Element data from apps and pages
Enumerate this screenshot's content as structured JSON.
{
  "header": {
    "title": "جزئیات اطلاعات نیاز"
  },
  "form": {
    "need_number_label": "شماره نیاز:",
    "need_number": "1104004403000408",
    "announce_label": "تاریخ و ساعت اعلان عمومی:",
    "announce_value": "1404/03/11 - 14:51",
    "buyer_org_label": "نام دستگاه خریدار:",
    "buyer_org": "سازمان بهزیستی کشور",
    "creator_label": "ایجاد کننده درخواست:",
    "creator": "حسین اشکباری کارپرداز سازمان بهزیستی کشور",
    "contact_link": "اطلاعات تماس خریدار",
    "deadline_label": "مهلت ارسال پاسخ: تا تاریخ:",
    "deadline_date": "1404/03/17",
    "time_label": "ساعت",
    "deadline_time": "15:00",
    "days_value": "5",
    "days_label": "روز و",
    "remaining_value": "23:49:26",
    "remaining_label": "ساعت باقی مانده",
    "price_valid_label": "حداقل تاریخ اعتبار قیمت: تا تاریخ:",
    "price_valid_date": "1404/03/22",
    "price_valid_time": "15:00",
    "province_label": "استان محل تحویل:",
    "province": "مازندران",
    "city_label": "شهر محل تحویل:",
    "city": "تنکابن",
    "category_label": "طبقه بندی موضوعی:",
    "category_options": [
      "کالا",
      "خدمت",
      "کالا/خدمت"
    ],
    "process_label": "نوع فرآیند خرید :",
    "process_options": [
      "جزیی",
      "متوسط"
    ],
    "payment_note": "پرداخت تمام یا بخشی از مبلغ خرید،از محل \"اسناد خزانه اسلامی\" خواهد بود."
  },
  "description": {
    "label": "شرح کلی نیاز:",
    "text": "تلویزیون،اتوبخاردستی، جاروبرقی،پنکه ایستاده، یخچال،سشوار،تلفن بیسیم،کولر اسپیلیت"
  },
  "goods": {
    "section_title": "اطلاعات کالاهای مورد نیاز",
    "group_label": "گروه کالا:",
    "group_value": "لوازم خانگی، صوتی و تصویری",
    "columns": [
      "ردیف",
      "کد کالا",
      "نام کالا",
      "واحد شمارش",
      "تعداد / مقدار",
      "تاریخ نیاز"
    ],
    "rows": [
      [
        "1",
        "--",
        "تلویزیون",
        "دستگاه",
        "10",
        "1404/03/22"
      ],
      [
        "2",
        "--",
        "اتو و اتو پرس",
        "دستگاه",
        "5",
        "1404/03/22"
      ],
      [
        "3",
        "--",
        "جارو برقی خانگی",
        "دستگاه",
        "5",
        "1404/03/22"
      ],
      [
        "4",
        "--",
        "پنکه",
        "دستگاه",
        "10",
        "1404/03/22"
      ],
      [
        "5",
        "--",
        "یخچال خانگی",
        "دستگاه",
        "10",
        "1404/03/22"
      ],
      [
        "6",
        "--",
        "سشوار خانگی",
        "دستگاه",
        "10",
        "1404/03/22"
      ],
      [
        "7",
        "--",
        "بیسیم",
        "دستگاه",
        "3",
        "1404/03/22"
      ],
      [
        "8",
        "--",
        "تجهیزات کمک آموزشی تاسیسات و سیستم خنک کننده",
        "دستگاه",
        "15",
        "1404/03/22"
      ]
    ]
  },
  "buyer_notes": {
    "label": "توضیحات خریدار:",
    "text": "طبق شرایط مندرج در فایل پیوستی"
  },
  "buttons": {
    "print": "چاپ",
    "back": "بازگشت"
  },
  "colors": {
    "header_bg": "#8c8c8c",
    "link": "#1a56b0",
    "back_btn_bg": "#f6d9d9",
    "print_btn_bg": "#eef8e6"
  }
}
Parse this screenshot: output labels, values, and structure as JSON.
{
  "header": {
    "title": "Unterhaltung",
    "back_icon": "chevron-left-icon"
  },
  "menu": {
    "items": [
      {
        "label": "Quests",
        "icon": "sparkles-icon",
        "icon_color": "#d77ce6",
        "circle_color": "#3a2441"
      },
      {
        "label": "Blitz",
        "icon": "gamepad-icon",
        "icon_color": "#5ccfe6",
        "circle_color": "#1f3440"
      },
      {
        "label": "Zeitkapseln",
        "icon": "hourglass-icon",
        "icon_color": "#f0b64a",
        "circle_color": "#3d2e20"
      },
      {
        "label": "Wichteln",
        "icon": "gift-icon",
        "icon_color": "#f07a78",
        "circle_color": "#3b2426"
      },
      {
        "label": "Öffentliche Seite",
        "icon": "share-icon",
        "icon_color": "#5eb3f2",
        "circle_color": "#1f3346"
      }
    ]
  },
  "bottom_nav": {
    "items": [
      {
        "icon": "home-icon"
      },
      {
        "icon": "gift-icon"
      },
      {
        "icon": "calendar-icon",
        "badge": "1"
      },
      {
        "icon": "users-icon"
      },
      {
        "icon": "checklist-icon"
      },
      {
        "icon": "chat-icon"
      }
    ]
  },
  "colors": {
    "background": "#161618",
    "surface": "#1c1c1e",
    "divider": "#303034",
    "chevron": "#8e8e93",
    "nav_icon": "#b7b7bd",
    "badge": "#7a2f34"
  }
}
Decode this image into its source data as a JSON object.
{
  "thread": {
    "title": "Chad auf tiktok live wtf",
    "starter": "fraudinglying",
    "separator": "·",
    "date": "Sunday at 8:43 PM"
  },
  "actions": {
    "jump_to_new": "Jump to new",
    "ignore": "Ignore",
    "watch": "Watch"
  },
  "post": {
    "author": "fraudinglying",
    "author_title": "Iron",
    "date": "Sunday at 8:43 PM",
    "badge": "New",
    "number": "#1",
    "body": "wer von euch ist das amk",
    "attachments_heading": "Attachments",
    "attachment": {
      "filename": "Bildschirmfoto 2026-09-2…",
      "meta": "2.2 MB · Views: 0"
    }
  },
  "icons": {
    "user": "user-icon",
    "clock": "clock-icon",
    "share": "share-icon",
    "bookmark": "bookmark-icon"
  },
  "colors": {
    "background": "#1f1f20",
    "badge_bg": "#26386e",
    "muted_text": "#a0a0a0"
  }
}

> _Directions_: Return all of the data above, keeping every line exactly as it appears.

> _Response area_:
Enumerate this screenshot's content as structured JSON.
{
  "header": {
    "title": "جزئیات اطلاعات نیاز"
  },
  "form": {
    "need_number_label": "شماره نیاز:",
    "need_number": "1104004403000408",
    "announce_label": "تاریخ و ساعت اعلان عمومی:",
    "announce_value": "1404/03/11 - 14:51",
    "buyer_org_label": "نام دستگاه خریدار:",
    "buyer_org": "سازمان بهزیستی کشور",
    "creator_label": "ایجاد کننده درخواست:",
    "creator": "حسین اشکباری کارپرداز سازمان بهزیستی کشور",
    "contact_link": "اطلاعات تماس خریدار",
    "deadline_label": "مهلت ارسال پاسخ: تا تاریخ:",
    "deadline_date": "1404/03/17",
    "time_label": "ساعت",
    "deadline_time": "15:00",
    "days_value": "5",
    "days_label": "روز و",
    "remaining_value": "23:49:26",
    "remaining_label": "ساعت باقی مانده",
    "price_valid_label": "حداقل تاریخ اعتبار قیمت: تا تاریخ:",
    "price_valid_date": "1404/03/22",
    "price_valid_time": "15:00",
    "province_label": "استان محل تحویل:",
    "province": "مازندران",
    "city_label": "شهر محل تحویل:",
    "city": "تنکابن",
    "category_label": "طبقه بندی موضوعی:",
    "category_options": [
      "کالا",
      "خدمت",
      "کالا/خدمت"
    ],
    "process_label": "نوع فرآیند خرید :",
    "process_options": [
      "جزیی",
      "متوسط"
    ],
    "payment_note": "پرداخت تمام یا بخشی از مبلغ خرید،از محل \"اسناد خزانه اسلامی\" خواهد بود."
  },
  "description": {
    "label": "شرح کلی نیاز:",
    "text": "تلویزیون،اتوبخاردستی، جاروبرقی،پنکه ایستاده، یخچال،سشوار،تلفن بیسیم،کولر اسپیلیت"
  },
  "goods": {
    "section_title": "اطلاعات کالاهای مورد نیاز",
    "group_label": "گروه کالا:",
    "group_value": "لوازم خانگی، صوتی و تصویری",
    "columns": [
      "ردیف",
      "کد کالا",
      "نام کالا",
      "واحد شمارش",
      "تعداد / مقدار",
      "تاریخ نیاز"
    ],
    "rows": [
      [
        "1",
        "--",
        "تلویزیون",
        "دستگاه",
        "10",
        "1404/03/22"
      ],
      [
        "2",
        "--",
        "اتو و اتو پرس",
        "دستگاه",
        "5",
        "1404/03/22"
      ],
      [
        "3",
        "--",
        "جارو برقی خانگی",
        "دستگاه",
        "5",
        "1404/03/22"
      ],
      [
        "4",
        "--",
        "پنکه",
        "دستگاه",
        "10",
        "1404/03/22"
      ],
      [
        "5",
        "--",
        "یخچال خانگی",
        "دستگاه",
        "10",
        "1404/03/22"
      ],
      [
        "6",
        "--",
        "سشوار خانگی",
        "دستگاه",
        "10",
        "1404/03/22"
      ],
      [
        "7",
        "--",
        "بیسیم",
        "دستگاه",
        "3",
        "1404/03/22"
      ],
      [
        "8",
        "--",
        "تجهیزات کمک آموزشی تاسیسات و سیستم خنک کننده",
        "دستگاه",
        "15",
        "1404/03/22"
      ]
    ]
  },
  "buyer_notes": {
    "label": "توضیحات خریدار:",
    "text": "طبق شرایط مندرج در فایل پیوستی"
  },
  "buttons": {
    "print": "چاپ",
    "back": "بازگشت"
  },
  "colors": {
    "header_bg": "#8c8c8c",
    "link": "#1a56b0",
    "back_btn_bg": "#f6d9d9",
    "print_btn_bg": "#eef8e6"
  }
}
Parse this screenshot: output labels, values, and structure as JSON.
{
  "header": {
    "title": "Unterhaltung",
    "back_icon": "chevron-left-icon"
  },
  "menu": {
    "items": [
      {
        "label": "Quests",
        "icon": "sparkles-icon",
        "icon_color": "#d77ce6",
        "circle_color": "#3a2441"
      },
      {
        "label": "Blitz",
        "icon": "gamepad-icon",
        "icon_color": "#5ccfe6",
        "circle_color": "#1f3440"
      },
      {
        "label": "Zeitkapseln",
        "icon": "hourglass-icon",
        "icon_color": "#f0b64a",
        "circle_color": "#3d2e20"
      },
      {
        "label": "Wichteln",
        "icon": "gift-icon",
        "icon_color": "#f07a78",
        "circle_color": "#3b2426"
      },
      {
        "label": "Öffentliche Seite",
        "icon": "share-icon",
        "icon_color": "#5eb3f2",
        "circle_color": "#1f3346"
      }
    ]
  },
  "bottom_nav": {
    "items": [
      {
        "icon": "home-icon"
      },
      {
        "icon": "gift-icon"
      },
      {
        "icon": "calendar-icon",
        "badge": "1"
      },
      {
        "icon": "users-icon"
      },
      {
        "icon": "checklist-icon"
      },
      {
        "icon": "chat-icon"
      }
    ]
  },
  "colors": {
    "background": "#161618",
    "surface": "#1c1c1e",
    "divider": "#303034",
    "chevron": "#8e8e93",
    "nav_icon": "#b7b7bd",
    "badge": "#7a2f34"
  }
}
Decode this image into its source data as a JSON object.
{
  "thread": {
    "title": "Chad auf tiktok live wtf",
    "starter": "fraudinglying",
    "separator": "·",
    "date": "Sunday at 8:43 PM"
  },
  "actions": {
    "jump_to_new": "Jump to new",
    "ignore": "Ignore",
    "watch": "Watch"
  },
  "post": {
    "author": "fraudinglying",
    "author_title": "Iron",
    "date": "Sunday at 8:43 PM",
    "badge": "New",
    "number": "#1",
    "body": "wer von euch ist das amk",
    "attachments_heading": "Attachments",
    "attachment": {
      "filename": "Bildschirmfoto 2026-09-2…",
      "meta": "2.2 MB · Views: 0"
    }
  },
  "icons": {
    "user": "user-icon",
    "clock": "clock-icon",
    "share": "share-icon",
    "bookmark": "bookmark-icon"
  },
  "colors": {
    "background": "#1f1f20",
    "badge_bg": "#26386e",
    "muted_text": "#a0a0a0"
  }
}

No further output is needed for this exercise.